FOR as long as mankind has walked the earth, the human race has been predicting when and how the world will end.
Let’s take a closer look at the different “End of Days” theories – both crackpot and rational.
What is the Nibiru theory?
David Meade, a Christian numerologist, first predicted that Planet X or Nibiru was hurtling towards the Earth and would wipe out humanity on September 23, 2017.
But after his ridiculous prediction, based on hidden numerical codes supposedly hidden within the Bible, failed to happen Meade has changed his barmy claims.
Meade told The Sun Online that people have misunderstood his prophecy and the doomsday will take place over a period of seven years starting in October.
Linguist Zecharia Sitchin’s controversial 1976 book Twelfth Planet claims that Nibiru is inhabited by an alien race called the Anunnaki, who are referred to in the Bible as the Nephilim.

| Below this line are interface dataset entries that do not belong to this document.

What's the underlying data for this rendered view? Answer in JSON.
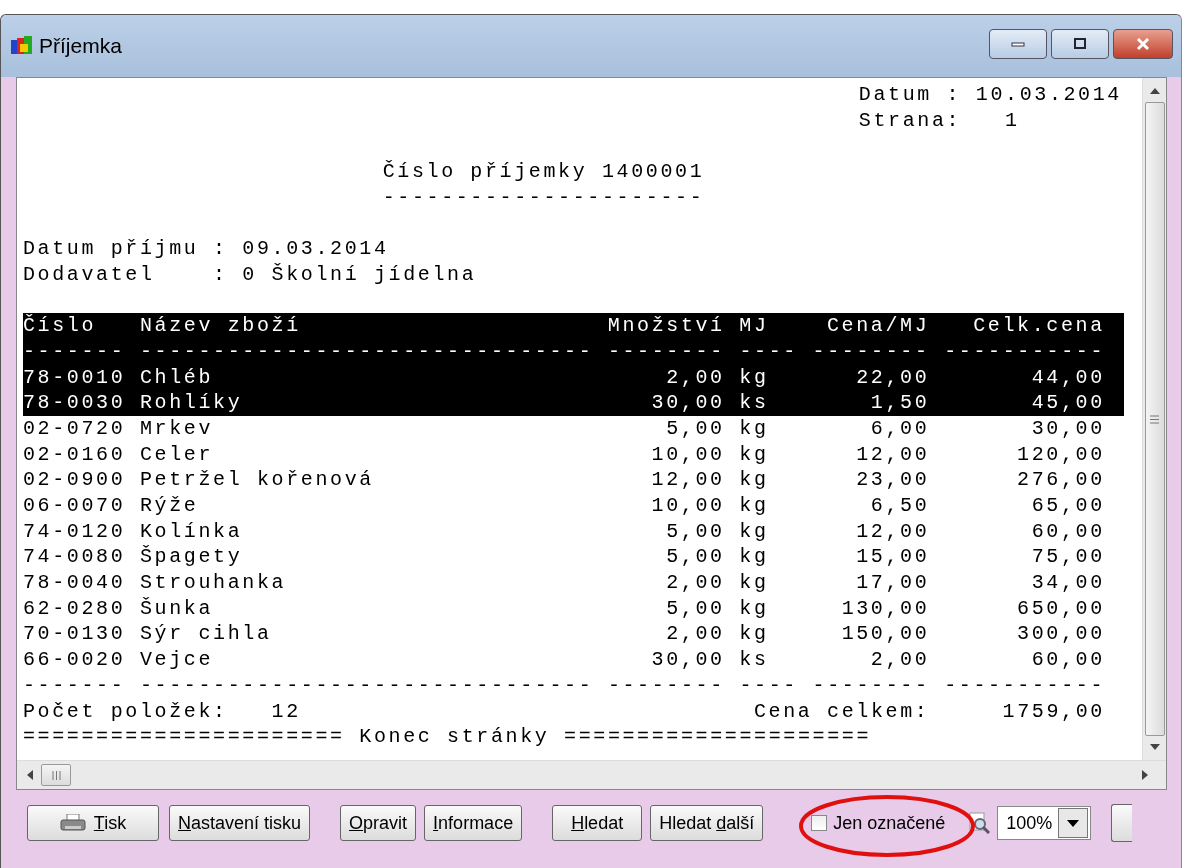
{
  "window": {
    "title": "Příjemka"
  },
  "report": {
    "date_label": "Datum :",
    "date": "10.03.2014",
    "page_label": "Strana:",
    "page": "1",
    "title": "Číslo příjemky 1400001",
    "title_rule": "----------------------",
    "receipt_date_label": "Datum příjmu :",
    "receipt_date": "09.03.2014",
    "supplier_label": "Dodavatel    :",
    "supplier": "0 Školní jídelna",
    "header_selected": true,
    "columns": [
      "Číslo",
      "Název zboží",
      "Množství",
      "MJ",
      "Cena/MJ",
      "Celk.cena"
    ],
    "rule": "------- ------------------------------- -------- ---- -------- -----------",
    "rows": [
      {
        "code": "78-0010",
        "name": "Chléb",
        "qty": "2,00",
        "unit": "kg",
        "price": "22,00",
        "total": "44,00",
        "selected": true
      },
      {
        "code": "78-0030",
        "name": "Rohlíky",
        "qty": "30,00",
        "unit": "ks",
        "price": "1,50",
        "total": "45,00",
        "selected": true
      },
      {
        "code": "02-0720",
        "name": "Mrkev",
        "qty": "5,00",
        "unit": "kg",
        "price": "6,00",
        "total": "30,00",
        "selected": false
      },
      {
        "code": "02-0160",
        "name": "Celer",
        "qty": "10,00",
        "unit": "kg",
        "price": "12,00",
        "total": "120,00",
        "selected": false
      },
      {
        "code": "02-0900",
        "name": "Petržel kořenová",
        "qty": "12,00",
        "unit": "kg",
        "price": "23,00",
        "total": "276,00",
        "selected": false
      },
      {
        "code": "06-0070",
        "name": "Rýže",
        "qty": "10,00",
        "unit": "kg",
        "price": "6,50",
        "total": "65,00",
        "selected": false
      },
      {
        "code": "74-0120",
        "name": "Kolínka",
        "qty": "5,00",
        "unit": "kg",
        "price": "12,00",
        "total": "60,00",
        "selected": false
      },
      {
        "code": "74-0080",
        "name": "Špagety",
        "qty": "5,00",
        "unit": "kg",
        "price": "15,00",
        "total": "75,00",
        "selected": false
      },
      {
        "code": "78-0040",
        "name": "Strouhanka",
        "qty": "2,00",
        "unit": "kg",
        "price": "17,00",
        "total": "34,00",
        "selected": false
      },
      {
        "code": "62-0280",
        "name": "Šunka",
        "qty": "5,00",
        "unit": "kg",
        "price": "130,00",
        "total": "650,00",
        "selected": false
      },
      {
        "code": "70-0130",
        "name": "Sýr cihla",
        "qty": "2,00",
        "unit": "kg",
        "price": "150,00",
        "total": "300,00",
        "selected": false
      },
      {
        "code": "66-0020",
        "name": "Vejce",
        "qty": "30,00",
        "unit": "ks",
        "price": "2,00",
        "total": "60,00",
        "selected": false
      }
    ],
    "footer_rule": "------- ------------------------------- -------- ---- -------- -----------",
    "count_label": "Počet položek:",
    "count": "12",
    "total_label": "Cena celkem:",
    "total": "1759,00",
    "end_line": "====================== Konec stránky ====================="
  },
  "toolbar": {
    "buttons": [
      {
        "label": "Tisk",
        "kind": "print"
      },
      {
        "label": "Nastavení tisku",
        "kind": "text"
      },
      {
        "label": "Opravit",
        "kind": "text"
      },
      {
        "label": "Informace",
        "kind": "text"
      },
      {
        "label": "Hledat",
        "kind": "text"
      },
      {
        "label": "Hledat další",
        "kind": "text"
      }
    ],
    "filter": {
      "label": "Jen označené",
      "checked": false
    },
    "zoom": {
      "value": "100%"
    }
  }
}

Conspiracy theorists have claimed that Elon Musk’s SpaceX rocket will help “destroy Nibiru”, although Nasa has denied the existance of the secretive planet.
Meade’s latest claims suggest that on April 23 2018 the sun, moon and Jupiter will align in the constellation Virgo, sparking the beginning of the biblical Rapture.

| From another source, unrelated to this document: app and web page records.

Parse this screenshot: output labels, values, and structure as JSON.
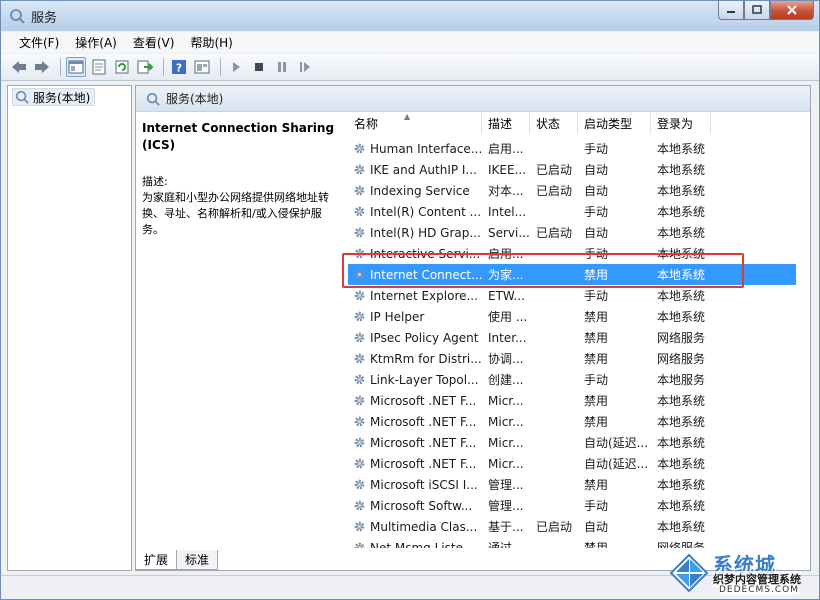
{
  "window": {
    "title": "服务"
  },
  "menu": [
    "文件(F)",
    "操作(A)",
    "查看(V)",
    "帮助(H)"
  ],
  "tree": {
    "item": "服务(本地)"
  },
  "pane": {
    "header": "服务(本地)"
  },
  "description": {
    "service_name": "Internet Connection Sharing (ICS)",
    "label": "描述:",
    "text": "为家庭和小型办公网络提供网络地址转换、寻址、名称解析和/或入侵保护服务。"
  },
  "columns": {
    "name": "名称",
    "desc": "描述",
    "status": "状态",
    "startup": "启动类型",
    "logon": "登录为"
  },
  "rows": [
    {
      "name": "Human Interface...",
      "desc": "启用...",
      "status": "",
      "startup": "手动",
      "logon": "本地系统"
    },
    {
      "name": "IKE and AuthIP I...",
      "desc": "IKEE...",
      "status": "已启动",
      "startup": "自动",
      "logon": "本地系统"
    },
    {
      "name": "Indexing Service",
      "desc": "对本...",
      "status": "已启动",
      "startup": "自动",
      "logon": "本地系统"
    },
    {
      "name": "Intel(R) Content ...",
      "desc": "Intel...",
      "status": "",
      "startup": "手动",
      "logon": "本地系统"
    },
    {
      "name": "Intel(R) HD Grap...",
      "desc": "Servi...",
      "status": "已启动",
      "startup": "自动",
      "logon": "本地系统"
    },
    {
      "name": "Interactive Servi...",
      "desc": "启用...",
      "status": "",
      "startup": "手动",
      "logon": "本地系统"
    },
    {
      "name": "Internet Connect...",
      "desc": "为家...",
      "status": "",
      "startup": "禁用",
      "logon": "本地系统"
    },
    {
      "name": "Internet Explore...",
      "desc": "ETW...",
      "status": "",
      "startup": "手动",
      "logon": "本地系统"
    },
    {
      "name": "IP Helper",
      "desc": "使用 ...",
      "status": "",
      "startup": "禁用",
      "logon": "本地系统"
    },
    {
      "name": "IPsec Policy Agent",
      "desc": "Inter...",
      "status": "",
      "startup": "禁用",
      "logon": "网络服务"
    },
    {
      "name": "KtmRm for Distri...",
      "desc": "协调...",
      "status": "",
      "startup": "禁用",
      "logon": "网络服务"
    },
    {
      "name": "Link-Layer Topol...",
      "desc": "创建...",
      "status": "",
      "startup": "手动",
      "logon": "本地服务"
    },
    {
      "name": "Microsoft .NET F...",
      "desc": "Micr...",
      "status": "",
      "startup": "禁用",
      "logon": "本地系统"
    },
    {
      "name": "Microsoft .NET F...",
      "desc": "Micr...",
      "status": "",
      "startup": "禁用",
      "logon": "本地系统"
    },
    {
      "name": "Microsoft .NET F...",
      "desc": "Micr...",
      "status": "",
      "startup": "自动(延迟...",
      "logon": "本地系统"
    },
    {
      "name": "Microsoft .NET F...",
      "desc": "Micr...",
      "status": "",
      "startup": "自动(延迟...",
      "logon": "本地系统"
    },
    {
      "name": "Microsoft iSCSI I...",
      "desc": "管理...",
      "status": "",
      "startup": "禁用",
      "logon": "本地系统"
    },
    {
      "name": "Microsoft Softw...",
      "desc": "管理...",
      "status": "",
      "startup": "手动",
      "logon": "本地系统"
    },
    {
      "name": "Multimedia Clas...",
      "desc": "基于...",
      "status": "已启动",
      "startup": "自动",
      "logon": "本地系统"
    },
    {
      "name": "Net Msmq Liste...",
      "desc": "通过...",
      "status": "",
      "startup": "禁用",
      "logon": "网络服务"
    }
  ],
  "tabs": [
    "扩展",
    "标准"
  ],
  "watermark": {
    "brand": "系统城",
    "sub": "织梦内容管理系统",
    "url": "DEDECMS.COM"
  },
  "colors": {
    "selection": "#3399ff",
    "highlight_box": "#d93a3a",
    "title_gradient_top": "#dbe8f6"
  },
  "icons": [
    "services-icon",
    "back-icon",
    "forward-icon",
    "up-icon",
    "show-tree-icon",
    "properties-icon",
    "refresh-icon",
    "export-icon",
    "help-icon",
    "view-icon",
    "play-icon",
    "stop-icon",
    "pause-icon",
    "restart-icon",
    "gear-icon"
  ]
}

He claims that on this night, the mysterious ‘death planet’ Nibiru will appear in the sky, triggering the onset of World War III, rise of the Antichrist, and seven years of Tribulation.

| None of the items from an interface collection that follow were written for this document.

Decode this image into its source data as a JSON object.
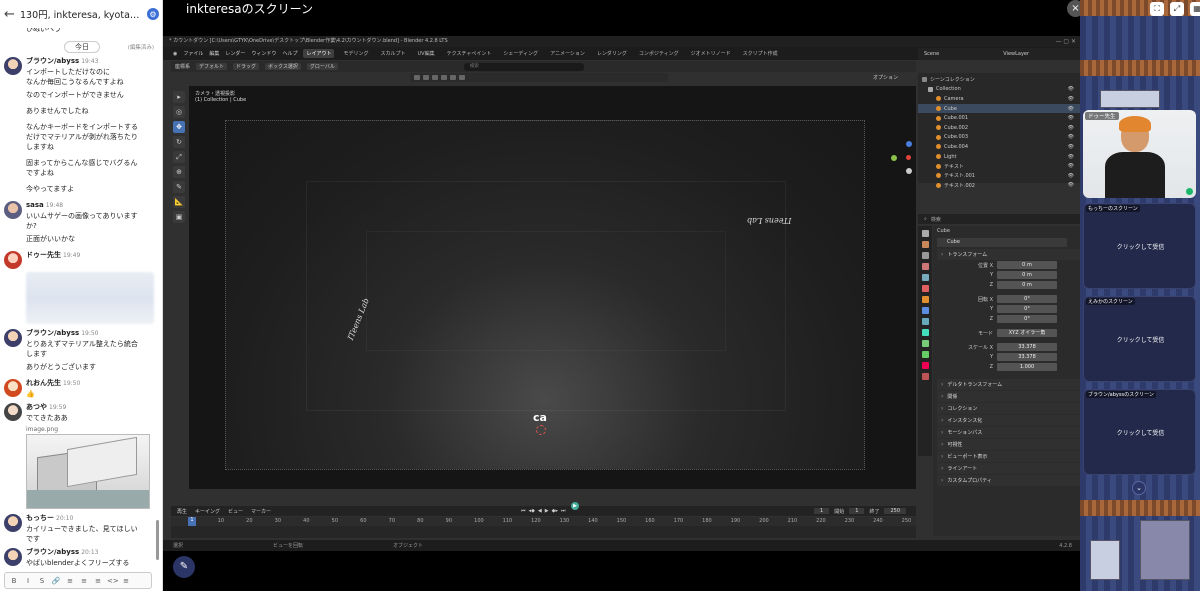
{
  "chat": {
    "title": "130円, inkteresa, kyotaro…",
    "day_label": "今日",
    "edited_label": "(編集済み)",
    "messages": [
      {
        "author": "",
        "time": "",
        "lines": [
          "ひぬいへう",
          ""
        ]
      },
      {
        "author": "ブラウン/abyss",
        "time": "19:43",
        "lines": [
          "インポートしただけなのに",
          "なんか毎回こうなるんですよね"
        ]
      },
      {
        "author": "",
        "time": "",
        "lines": [
          "なのでインポートができません"
        ]
      },
      {
        "author": "",
        "time": "",
        "lines": [
          "ありませんでしたね"
        ]
      },
      {
        "author": "",
        "time": "",
        "lines": [
          "なんかキーボードをインポートする",
          "だけでマテリアルが剥がれ落ちたり",
          "しますね"
        ]
      },
      {
        "author": "",
        "time": "",
        "lines": [
          "固まってからこんな感じでバグるん",
          "ですよね"
        ]
      },
      {
        "author": "",
        "time": "",
        "lines": [
          "今やってますよ"
        ]
      },
      {
        "author": "sasa",
        "time": "19:48",
        "lines": [
          "いいムサゲーの画像ってありいます",
          "か?"
        ]
      },
      {
        "author": "",
        "time": "",
        "lines": [
          "正面がいいかな"
        ]
      },
      {
        "author": "ドゥー先生",
        "time": "19:49",
        "lines": []
      },
      {
        "author": "ブラウン/abyss",
        "time": "19:50",
        "lines": [
          "とりあえずマテリアル整えたら統合",
          "します"
        ]
      },
      {
        "author": "",
        "time": "",
        "lines": [
          "ありがとうございます"
        ]
      },
      {
        "author": "れおん先生",
        "time": "19:50",
        "lines": [
          "👍"
        ]
      },
      {
        "author": "あつや",
        "time": "19:59",
        "lines": [
          "でてきたああ"
        ]
      },
      {
        "author": "",
        "time": "",
        "lines": [
          "image.png"
        ]
      },
      {
        "author": "もっちー",
        "time": "20:10",
        "lines": [
          "カイリューできました、見てほしい",
          "です"
        ]
      },
      {
        "author": "ブラウン/abyss",
        "time": "20:13",
        "lines": [
          "やばいblenderよくフリーズする"
        ]
      }
    ],
    "toolbar_items": [
      "B",
      "I",
      "S",
      "🔗",
      "≡",
      "≡",
      "≡",
      "<>",
      "≡"
    ]
  },
  "share": {
    "title": "inkteresaのスクリーン",
    "close": "×"
  },
  "blender": {
    "window_title": "* カウントダウン [C:\\Users\\GTYK\\OneDrive\\デスクトップ\\Blender作業\\4.2\\カウントダウン.blend] - Blender 4.2.8 LTS",
    "menu": [
      "ファイル",
      "編集",
      "レンダー",
      "ウィンドウ",
      "ヘルプ"
    ],
    "workspaces": [
      "レイアウト",
      "モデリング",
      "スカルプト",
      "UV編集",
      "テクスチャペイント",
      "シェーディング",
      "アニメーション",
      "レンダリング",
      "コンポジティング",
      "ジオメトリノード",
      "スクリプト作成"
    ],
    "scene": "Scene",
    "view_layer": "ViewLayer",
    "vp_header": [
      "座標系",
      "デフォルト",
      "ドラッグ",
      "ボックス選択"
    ],
    "mode": "オブジェクトモード",
    "view_menu": [
      "ビュー",
      "選択",
      "追加",
      "オブジェクト"
    ],
    "transform": "グローバル",
    "search_placeholder": "検索",
    "options": "オプション",
    "viewport_info1": "カメラ・透視投影",
    "viewport_info2": "(1) Collection | Cube",
    "text_obj1": "ITeens Lab",
    "text_obj2": "ITeens Lab",
    "ca_text": "ca",
    "outliner_header": "シーンコレクション",
    "outliner": [
      {
        "name": "Collection",
        "color": "#aaaaaa"
      },
      {
        "name": "Camera",
        "color": "#e0902e"
      },
      {
        "name": "Cube",
        "color": "#e0902e"
      },
      {
        "name": "Cube.001",
        "color": "#e0902e"
      },
      {
        "name": "Cube.002",
        "color": "#e0902e"
      },
      {
        "name": "Cube.003",
        "color": "#e0902e"
      },
      {
        "name": "Cube.004",
        "color": "#e0902e"
      },
      {
        "name": "Light",
        "color": "#e0902e"
      },
      {
        "name": "テキスト",
        "color": "#e0902e"
      },
      {
        "name": "テキスト.001",
        "color": "#e0902e"
      },
      {
        "name": "テキスト.002",
        "color": "#e0902e"
      }
    ],
    "props_search": "検索",
    "object_name": "Cube",
    "object_data": "Cube",
    "transform_section": "トランスフォーム",
    "location_label": "位置 X",
    "location": [
      "0 m",
      "0 m",
      "0 m"
    ],
    "rotation_label": "回転 X",
    "rotation": [
      "0°",
      "0°",
      "0°"
    ],
    "rot_mode_label": "モード",
    "rot_mode": "XYZ オイラー角",
    "scale_label": "スケール X",
    "scale": [
      "33.378",
      "33.378",
      "1.000"
    ],
    "delta": "デルタトランスフォーム",
    "sections": [
      "関係",
      "コレクション",
      "インスタンス化",
      "モーションパス",
      "可視性",
      "ビューポート表示",
      "ラインアート",
      "カスタムプロパティ"
    ],
    "timeline_menu": [
      "再生",
      "キーイング",
      "ビュー",
      "マーカー"
    ],
    "current_frame": "1",
    "start_label": "開始",
    "start": "1",
    "end_label": "終了",
    "end": "250",
    "ruler": [
      "1",
      "10",
      "20",
      "30",
      "40",
      "50",
      "60",
      "70",
      "80",
      "90",
      "100",
      "110",
      "120",
      "130",
      "140",
      "150",
      "160",
      "170",
      "180",
      "190",
      "200",
      "210",
      "220",
      "230",
      "240",
      "250"
    ],
    "status": [
      "選択",
      "ビューを回転",
      "オブジェクト"
    ],
    "version": "4.2.8"
  },
  "side": {
    "cam_label": "ドゥー先生",
    "tiles": [
      {
        "label": "もっちーのスクリーン",
        "cta": "クリックして受信"
      },
      {
        "label": "えみかのスクリーン",
        "cta": "クリックして受信"
      },
      {
        "label": "ブラウン/abyssのスクリーン",
        "cta": "クリックして受信"
      }
    ],
    "more": "⌄"
  }
}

When did Sir Isaac Newton think the world was going to end?
Despite being the godfather of modern physics, including discovering the law of gravity, Isaac Newton was also a religious man who was interested in the occult.
As a result, his prediction that humanity would be wiped out by the year 2060 was solely based on his deeply-held faith in Christianity.
He based his theory on the Bible’s Book of Daniel and calculated the date of the apocalypse as being exactly 1,260 years after the formation of the Holy Roman Empire.
A recently published letter by Newton, which was auctioned in 1939 after sitting unseen in a trunk for 250 years, went on display at Israel’s national library.
Newton’s prediction on the document also claims the world will end after “Jews” were returned to the Holy Land – something which happened in 1948 following the creation of Israel.
Will the Large Hadron Collider (LHC) destroy the Earth?
The LHC, located at the European Organisation for Nuclear Research, can recreate the “Big Bang” in its underground facility in Switzerland.
As a result, some theorists have claimed the giant proton-colliding machine could create black holes which could swallow the Earth.
But while admitting that black holes could be created, CERN scientists claimed that any gravity-pulling voids would be too small to make any kind of impact.
Despite the dangers, the LHC was turned on in 2008 and the world is still intact.
Yet the boffins at CERN are not without a sense of humour.
Indeed, the facility is home to a two-metre-tall statue of Lord Shiva, a gift from the Indian government, who is known as the “destroyer of worlds.”
What is the Doomsday argument?
First popularised in the latter half of the 20th century, this theory is based on mathematical probability and estimates there is a 95 per cent chance the human race will end in 9120 years.
Many theorists use the analogy of a lottery. If you were given ticket number five in the lottery it is statistically more probable that the game is made up of ten tickets than 10 million tickets.
And because there have been around 100 billion people born since the start of the human race it is statically probable that we are in the middle of the cycle rather than at the start.
This is because if the human race continues to maintain its current rate of reproduction and survive for thousands of years, the population will be in the high trillions which would not be sustainable, theorists argue.